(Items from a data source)

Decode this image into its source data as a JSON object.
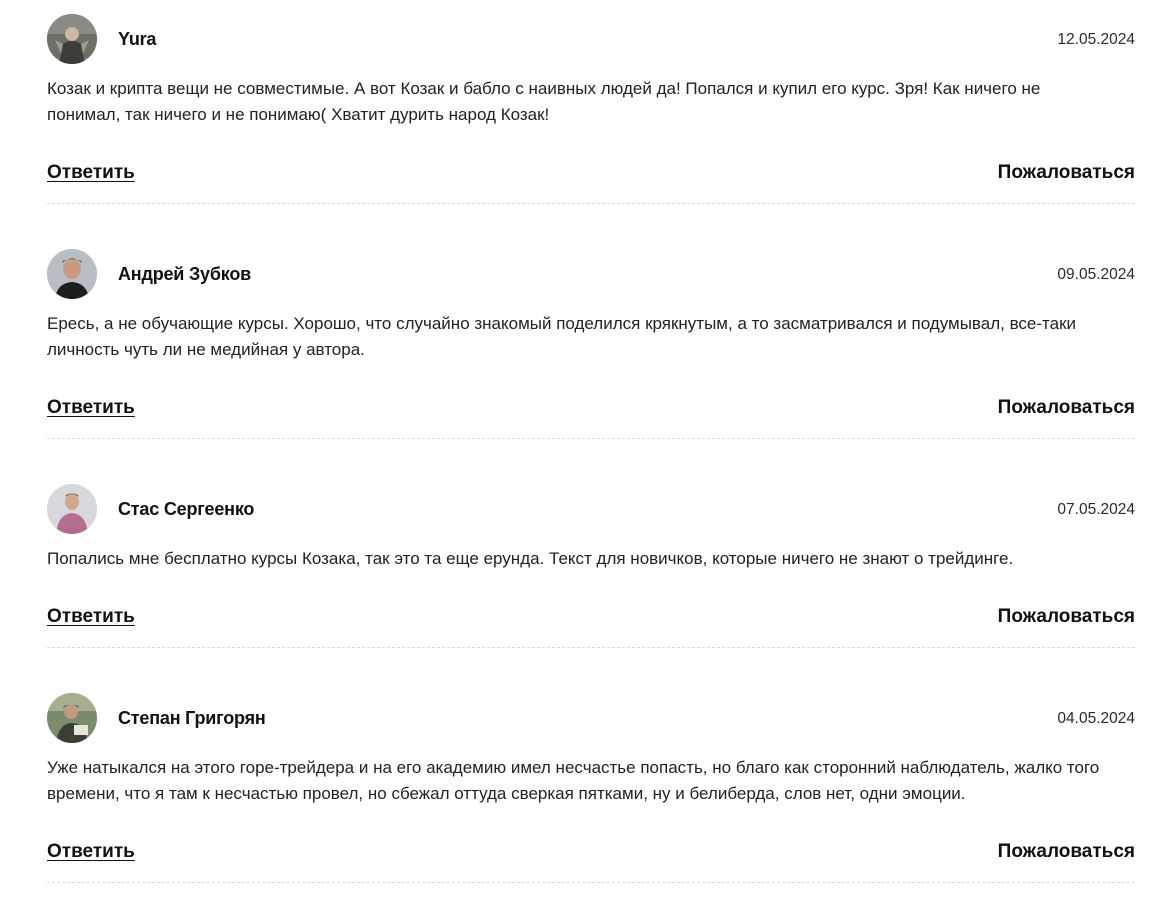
{
  "comments": [
    {
      "author": "Yura",
      "date": "12.05.2024",
      "text": "Козак и крипта вещи не совместимые. А вот Козак и бабло с наивных людей да! Попался и купил его курс. Зря! Как ничего не понимал, так ничего и не понимаю( Хватит дурить народ Козак!",
      "reply_label": "Ответить",
      "report_label": "Пожаловаться",
      "avatar_colors": {
        "bg": "#6b6f66",
        "fg": "#d9d2c4"
      }
    },
    {
      "author": "Андрей Зубков",
      "date": "09.05.2024",
      "text": "Ересь, а не обучающие курсы. Хорошо, что случайно знакомый поделился крякнутым, а то засматривался и подумывал, все-таки личность чуть ли не медийная у автора.",
      "reply_label": "Ответить",
      "report_label": "Пожаловаться",
      "avatar_colors": {
        "bg": "#b9bec4",
        "fg": "#2a2a2a"
      }
    },
    {
      "author": "Стас Сергеенко",
      "date": "07.05.2024",
      "text": "Попались мне бесплатно курсы Козака, так это та еще ерунда. Текст для новичков, которые ничего не знают о трейдинге.",
      "reply_label": "Ответить",
      "report_label": "Пожаловаться",
      "avatar_colors": {
        "bg": "#d7d9dc",
        "fg": "#b46d8e"
      }
    },
    {
      "author": "Степан Григорян",
      "date": "04.05.2024",
      "text": "Уже натыкался на этого горе-трейдера и на его академию имел несчастье попасть, но благо как сторонний наблюдатель, жалко того времени, что я там к несчастью провел, но сбежал оттуда сверкая пятками, ну и белиберда, слов нет, одни эмоции.",
      "reply_label": "Ответить",
      "report_label": "Пожаловаться",
      "avatar_colors": {
        "bg": "#7c8a6e",
        "fg": "#3a3f35"
      }
    }
  ]
}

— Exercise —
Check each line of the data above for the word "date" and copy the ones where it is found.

— Answer box —
      "date": "12.05.2024",
      "date": "09.05.2024",
      "date": "07.05.2024",
      "date": "04.05.2024",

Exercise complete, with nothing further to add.